» THE DATA:
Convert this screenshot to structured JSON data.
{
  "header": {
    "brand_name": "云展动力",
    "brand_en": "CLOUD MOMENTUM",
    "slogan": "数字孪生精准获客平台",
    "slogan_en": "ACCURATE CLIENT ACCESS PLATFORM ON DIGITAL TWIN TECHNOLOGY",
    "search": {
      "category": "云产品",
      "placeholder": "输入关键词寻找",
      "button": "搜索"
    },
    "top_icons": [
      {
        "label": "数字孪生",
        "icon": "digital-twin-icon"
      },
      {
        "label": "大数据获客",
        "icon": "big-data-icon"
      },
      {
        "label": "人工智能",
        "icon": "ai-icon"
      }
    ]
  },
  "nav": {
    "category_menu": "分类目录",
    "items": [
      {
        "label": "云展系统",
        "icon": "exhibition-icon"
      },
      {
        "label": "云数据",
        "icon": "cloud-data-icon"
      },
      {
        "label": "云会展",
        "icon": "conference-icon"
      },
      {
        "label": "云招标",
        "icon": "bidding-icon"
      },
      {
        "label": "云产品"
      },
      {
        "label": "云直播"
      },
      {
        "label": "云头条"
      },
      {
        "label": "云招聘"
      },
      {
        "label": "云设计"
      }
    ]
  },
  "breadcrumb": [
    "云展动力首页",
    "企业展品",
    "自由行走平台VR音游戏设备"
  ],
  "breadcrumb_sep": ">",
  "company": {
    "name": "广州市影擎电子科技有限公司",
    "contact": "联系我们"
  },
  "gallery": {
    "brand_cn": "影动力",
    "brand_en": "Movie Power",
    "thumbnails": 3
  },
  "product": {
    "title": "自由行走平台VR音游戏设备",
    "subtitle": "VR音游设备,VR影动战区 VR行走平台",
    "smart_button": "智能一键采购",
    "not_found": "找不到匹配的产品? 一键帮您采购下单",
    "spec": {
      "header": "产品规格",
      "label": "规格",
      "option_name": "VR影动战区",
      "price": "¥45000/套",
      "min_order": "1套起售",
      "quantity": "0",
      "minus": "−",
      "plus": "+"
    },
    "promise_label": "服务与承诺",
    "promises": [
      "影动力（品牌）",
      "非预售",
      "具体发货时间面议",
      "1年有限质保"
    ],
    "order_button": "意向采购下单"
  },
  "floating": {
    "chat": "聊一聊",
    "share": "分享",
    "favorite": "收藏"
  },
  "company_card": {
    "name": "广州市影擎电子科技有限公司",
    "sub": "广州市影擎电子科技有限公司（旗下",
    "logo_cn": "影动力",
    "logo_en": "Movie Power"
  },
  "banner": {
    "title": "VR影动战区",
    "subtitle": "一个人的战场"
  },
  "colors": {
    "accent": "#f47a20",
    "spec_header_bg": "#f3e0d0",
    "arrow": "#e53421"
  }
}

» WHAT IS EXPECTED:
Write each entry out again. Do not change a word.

» RESPONSE TO THIS EXERCISE:
Convert this screenshot to structured JSON data.
{
  "header": {
    "brand_name": "云展动力",
    "brand_en": "CLOUD MOMENTUM",
    "slogan": "数字孪生精准获客平台",
    "slogan_en": "ACCURATE CLIENT ACCESS PLATFORM ON DIGITAL TWIN TECHNOLOGY",
    "search": {
      "category": "云产品",
      "placeholder": "输入关键词寻找",
      "button": "搜索"
    },
    "top_icons": [
      {
        "label": "数字孪生",
        "icon": "digital-twin-icon"
      },
      {
        "label": "大数据获客",
        "icon": "big-data-icon"
      },
      {
        "label": "人工智能",
        "icon": "ai-icon"
      }
    ]
  },
  "nav": {
    "category_menu": "分类目录",
    "items": [
      {
        "label": "云展系统",
        "icon": "exhibition-icon"
      },
      {
        "label": "云数据",
        "icon": "cloud-data-icon"
      },
      {
        "label": "云会展",
        "icon": "conference-icon"
      },
      {
        "label": "云招标",
        "icon": "bidding-icon"
      },
      {
        "label": "云产品"
      },
      {
        "label": "云直播"
      },
      {
        "label": "云头条"
      },
      {
        "label": "云招聘"
      },
      {
        "label": "云设计"
      }
    ]
  },
  "breadcrumb": [
    "云展动力首页",
    "企业展品",
    "自由行走平台VR音游戏设备"
  ],
  "breadcrumb_sep": ">",
  "company": {
    "name": "广州市影擎电子科技有限公司",
    "contact": "联系我们"
  },
  "gallery": {
    "brand_cn": "影动力",
    "brand_en": "Movie Power",
    "thumbnails": 3
  },
  "product": {
    "title": "自由行走平台VR音游戏设备",
    "subtitle": "VR音游设备,VR影动战区 VR行走平台",
    "smart_button": "智能一键采购",
    "not_found": "找不到匹配的产品? 一键帮您采购下单",
    "spec": {
      "header": "产品规格",
      "label": "规格",
      "option_name": "VR影动战区",
      "price": "¥45000/套",
      "min_order": "1套起售",
      "quantity": "0",
      "minus": "−",
      "plus": "+"
    },
    "promise_label": "服务与承诺",
    "promises": [
      "影动力（品牌）",
      "非预售",
      "具体发货时间面议",
      "1年有限质保"
    ],
    "order_button": "意向采购下单"
  },
  "floating": {
    "chat": "聊一聊",
    "share": "分享",
    "favorite": "收藏"
  },
  "company_card": {
    "name": "广州市影擎电子科技有限公司",
    "sub": "广州市影擎电子科技有限公司（旗下",
    "logo_cn": "影动力",
    "logo_en": "Movie Power"
  },
  "banner": {
    "title": "VR影动战区",
    "subtitle": "一个人的战场"
  },
  "colors": {
    "accent": "#f47a20",
    "spec_header_bg": "#f3e0d0",
    "arrow": "#e53421"
  }
}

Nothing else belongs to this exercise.